Select from the records below every line that has the word "Проверить" in it.

Dataset rows describing interfaces:
__________

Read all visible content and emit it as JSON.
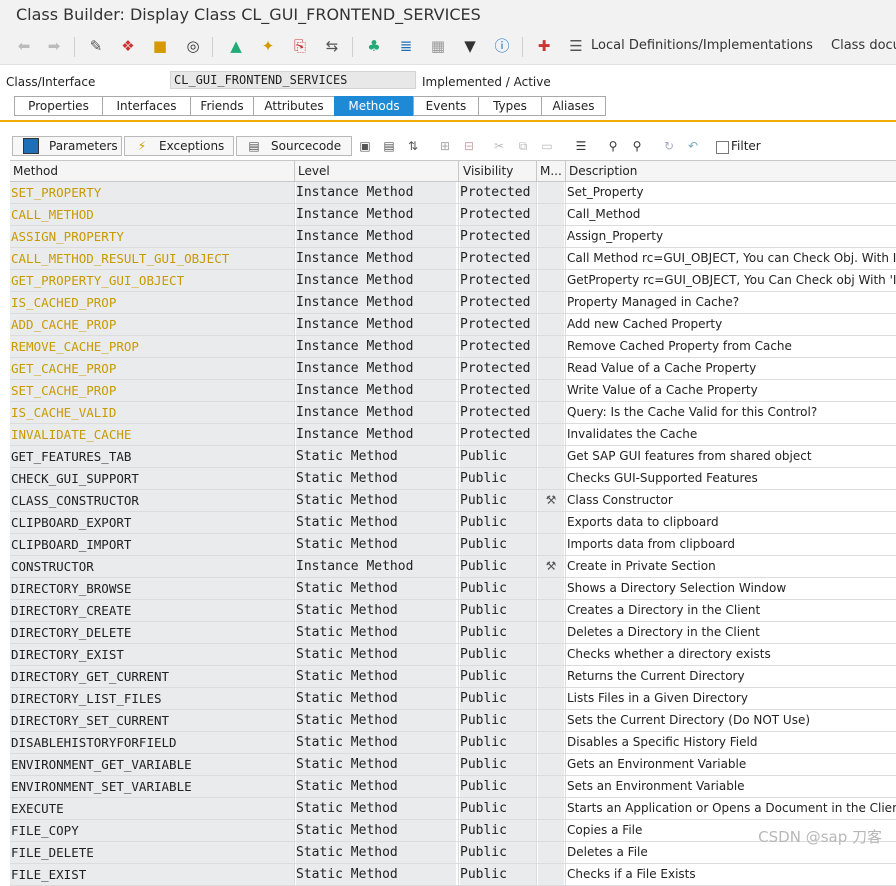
{
  "window": {
    "title": "Class Builder: Display Class CL_GUI_FRONTEND_SERVICES"
  },
  "toolbar": {
    "local_defs_label": "Local Definitions/Implementations",
    "class_doc_label": "Class docu"
  },
  "class_interface": {
    "label": "Class/Interface",
    "value": "CL_GUI_FRONTEND_SERVICES",
    "status": "Implemented / Active"
  },
  "tabs": [
    "Properties",
    "Interfaces",
    "Friends",
    "Attributes",
    "Methods",
    "Events",
    "Types",
    "Aliases"
  ],
  "active_tab": "Methods",
  "subtoolbar": {
    "parameters_label": "Parameters",
    "exceptions_label": "Exceptions",
    "sourcecode_label": "Sourcecode",
    "filter_label": "Filter"
  },
  "table": {
    "headers": {
      "method": "Method",
      "level": "Level",
      "visibility": "Visibility",
      "modeled": "M...",
      "description": "Description"
    },
    "rows": [
      {
        "method": "SET_PROPERTY",
        "level": "Instance Method",
        "visibility": "Protected",
        "mark": "",
        "description": "Set_Property",
        "highlight": true
      },
      {
        "method": "CALL_METHOD",
        "level": "Instance Method",
        "visibility": "Protected",
        "mark": "",
        "description": "Call_Method",
        "highlight": true
      },
      {
        "method": "ASSIGN_PROPERTY",
        "level": "Instance Method",
        "visibility": "Protected",
        "mark": "",
        "description": "Assign_Property",
        "highlight": true
      },
      {
        "method": "CALL_METHOD_RESULT_GUI_OBJECT",
        "level": "Instance Method",
        "visibility": "Protected",
        "mark": "",
        "description": "Call Method rc=GUI_OBJECT, You can Check Obj. With IS_V",
        "highlight": true
      },
      {
        "method": "GET_PROPERTY_GUI_OBJECT",
        "level": "Instance Method",
        "visibility": "Protected",
        "mark": "",
        "description": "GetProperty rc=GUI_OBJECT, You Can Check obj With 'IS_V",
        "highlight": true
      },
      {
        "method": "IS_CACHED_PROP",
        "level": "Instance Method",
        "visibility": "Protected",
        "mark": "",
        "description": "Property Managed in Cache?",
        "highlight": true
      },
      {
        "method": "ADD_CACHE_PROP",
        "level": "Instance Method",
        "visibility": "Protected",
        "mark": "",
        "description": "Add new Cached Property",
        "highlight": true
      },
      {
        "method": "REMOVE_CACHE_PROP",
        "level": "Instance Method",
        "visibility": "Protected",
        "mark": "",
        "description": "Remove Cached Property from Cache",
        "highlight": true
      },
      {
        "method": "GET_CACHE_PROP",
        "level": "Instance Method",
        "visibility": "Protected",
        "mark": "",
        "description": "Read Value of a Cache Property",
        "highlight": true
      },
      {
        "method": "SET_CACHE_PROP",
        "level": "Instance Method",
        "visibility": "Protected",
        "mark": "",
        "description": "Write Value of a Cache Property",
        "highlight": true
      },
      {
        "method": "IS_CACHE_VALID",
        "level": "Instance Method",
        "visibility": "Protected",
        "mark": "",
        "description": "Query: Is the Cache Valid for this Control?",
        "highlight": true
      },
      {
        "method": "INVALIDATE_CACHE",
        "level": "Instance Method",
        "visibility": "Protected",
        "mark": "",
        "description": "Invalidates the Cache",
        "highlight": true
      },
      {
        "method": "GET_FEATURES_TAB",
        "level": "Static Method",
        "visibility": "Public",
        "mark": "",
        "description": "Get SAP GUI features from shared object",
        "highlight": false
      },
      {
        "method": "CHECK_GUI_SUPPORT",
        "level": "Static Method",
        "visibility": "Public",
        "mark": "",
        "description": "Checks GUI-Supported Features",
        "highlight": false
      },
      {
        "method": "CLASS_CONSTRUCTOR",
        "level": "Static Method",
        "visibility": "Public",
        "mark": "ctor",
        "description": "Class Constructor",
        "highlight": false
      },
      {
        "method": "CLIPBOARD_EXPORT",
        "level": "Static Method",
        "visibility": "Public",
        "mark": "",
        "description": "Exports data to clipboard",
        "highlight": false
      },
      {
        "method": "CLIPBOARD_IMPORT",
        "level": "Static Method",
        "visibility": "Public",
        "mark": "",
        "description": "Imports data from clipboard",
        "highlight": false
      },
      {
        "method": "CONSTRUCTOR",
        "level": "Instance Method",
        "visibility": "Public",
        "mark": "ctor",
        "description": "Create in Private Section",
        "highlight": false
      },
      {
        "method": "DIRECTORY_BROWSE",
        "level": "Static Method",
        "visibility": "Public",
        "mark": "",
        "description": "Shows a Directory Selection Window",
        "highlight": false
      },
      {
        "method": "DIRECTORY_CREATE",
        "level": "Static Method",
        "visibility": "Public",
        "mark": "",
        "description": "Creates a Directory in the Client",
        "highlight": false
      },
      {
        "method": "DIRECTORY_DELETE",
        "level": "Static Method",
        "visibility": "Public",
        "mark": "",
        "description": "Deletes a Directory in the Client",
        "highlight": false
      },
      {
        "method": "DIRECTORY_EXIST",
        "level": "Static Method",
        "visibility": "Public",
        "mark": "",
        "description": "Checks whether a directory exists",
        "highlight": false
      },
      {
        "method": "DIRECTORY_GET_CURRENT",
        "level": "Static Method",
        "visibility": "Public",
        "mark": "",
        "description": "Returns the Current Directory",
        "highlight": false
      },
      {
        "method": "DIRECTORY_LIST_FILES",
        "level": "Static Method",
        "visibility": "Public",
        "mark": "",
        "description": "Lists Files in a Given Directory",
        "highlight": false
      },
      {
        "method": "DIRECTORY_SET_CURRENT",
        "level": "Static Method",
        "visibility": "Public",
        "mark": "",
        "description": "Sets the Current Directory (Do NOT Use)",
        "highlight": false
      },
      {
        "method": "DISABLEHISTORYFORFIELD",
        "level": "Static Method",
        "visibility": "Public",
        "mark": "",
        "description": "Disables a Specific History Field",
        "highlight": false
      },
      {
        "method": "ENVIRONMENT_GET_VARIABLE",
        "level": "Static Method",
        "visibility": "Public",
        "mark": "",
        "description": "Gets an Environment Variable",
        "highlight": false
      },
      {
        "method": "ENVIRONMENT_SET_VARIABLE",
        "level": "Static Method",
        "visibility": "Public",
        "mark": "",
        "description": "Sets an Environment Variable",
        "highlight": false
      },
      {
        "method": "EXECUTE",
        "level": "Static Method",
        "visibility": "Public",
        "mark": "",
        "description": "Starts an Application or Opens a Document in the Client",
        "highlight": false
      },
      {
        "method": "FILE_COPY",
        "level": "Static Method",
        "visibility": "Public",
        "mark": "",
        "description": "Copies a File",
        "highlight": false
      },
      {
        "method": "FILE_DELETE",
        "level": "Static Method",
        "visibility": "Public",
        "mark": "",
        "description": "Deletes a File",
        "highlight": false
      },
      {
        "method": "FILE_EXIST",
        "level": "Static Method",
        "visibility": "Public",
        "mark": "",
        "description": "Checks if a File Exists",
        "highlight": false
      }
    ]
  },
  "watermark": "CSDN @sap 刀客",
  "colors": {
    "accent": "#1e8ad6",
    "highlight_text": "#c99a00",
    "separator": "#f0ab00"
  }
}
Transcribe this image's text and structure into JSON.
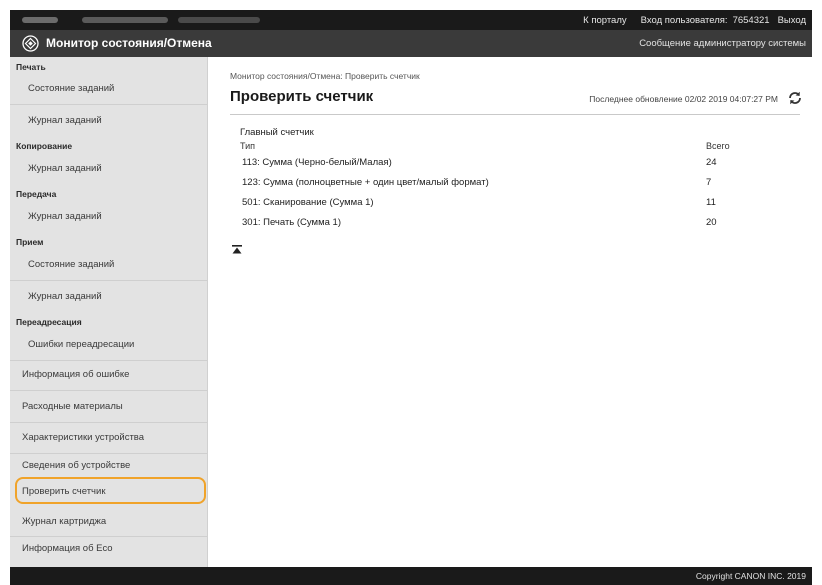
{
  "topbar": {
    "portal_link": "К порталу",
    "login_label": "Вход пользователя:",
    "user_id": "7654321",
    "logout_link": "Выход"
  },
  "header": {
    "app_title": "Монитор состояния/Отмена",
    "admin_message_link": "Сообщение администратору системы"
  },
  "sidebar": {
    "sections": [
      {
        "title": "Печать",
        "items": [
          "Состояние заданий",
          "Журнал заданий"
        ]
      },
      {
        "title": "Копирование",
        "items": [
          "Журнал заданий"
        ]
      },
      {
        "title": "Передача",
        "items": [
          "Журнал заданий"
        ]
      },
      {
        "title": "Прием",
        "items": [
          "Состояние заданий",
          "Журнал заданий"
        ]
      },
      {
        "title": "Переадресация",
        "items": [
          "Ошибки переадресации"
        ]
      }
    ],
    "extra_items": [
      "Информация об ошибке",
      "Расходные материалы",
      "Характеристики устройства",
      "Сведения об устройстве",
      "Проверить счетчик",
      "Журнал картриджа",
      "Информация об Eco"
    ],
    "selected_item": "Проверить счетчик",
    "highlight_color": "#f0a32a"
  },
  "main": {
    "breadcrumb": "Монитор состояния/Отмена: Проверить счетчик",
    "title": "Проверить счетчик",
    "last_update": "Последнее обновление 02/02 2019 04:07:27 PM",
    "counter_section_title": "Главный счетчик",
    "columns": [
      "Тип",
      "Всего"
    ],
    "rows": [
      {
        "type": "113: Сумма (Черно-белый/Малая)",
        "total": "24"
      },
      {
        "type": "123: Сумма (полноцветные + один цвет/малый формат)",
        "total": "7"
      },
      {
        "type": "501: Сканирование (Сумма 1)",
        "total": "11"
      },
      {
        "type": "301: Печать (Сумма 1)",
        "total": "20"
      }
    ]
  },
  "footer": {
    "copyright": "Copyright CANON INC. 2019"
  },
  "colors": {
    "topbar": "#1a1a1a",
    "titlebar": "#3a3a3a",
    "sidebar": "#e3e3e3",
    "accent": "#f0a32a"
  }
}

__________

> **YOUR SOLUTION**:
      "Проверить счетчик",
    "selected_item": "Проверить счетчик",
    "breadcrumb": "Монитор состояния/Отмена: Проверить счетчик",
    "title": "Проверить счетчик",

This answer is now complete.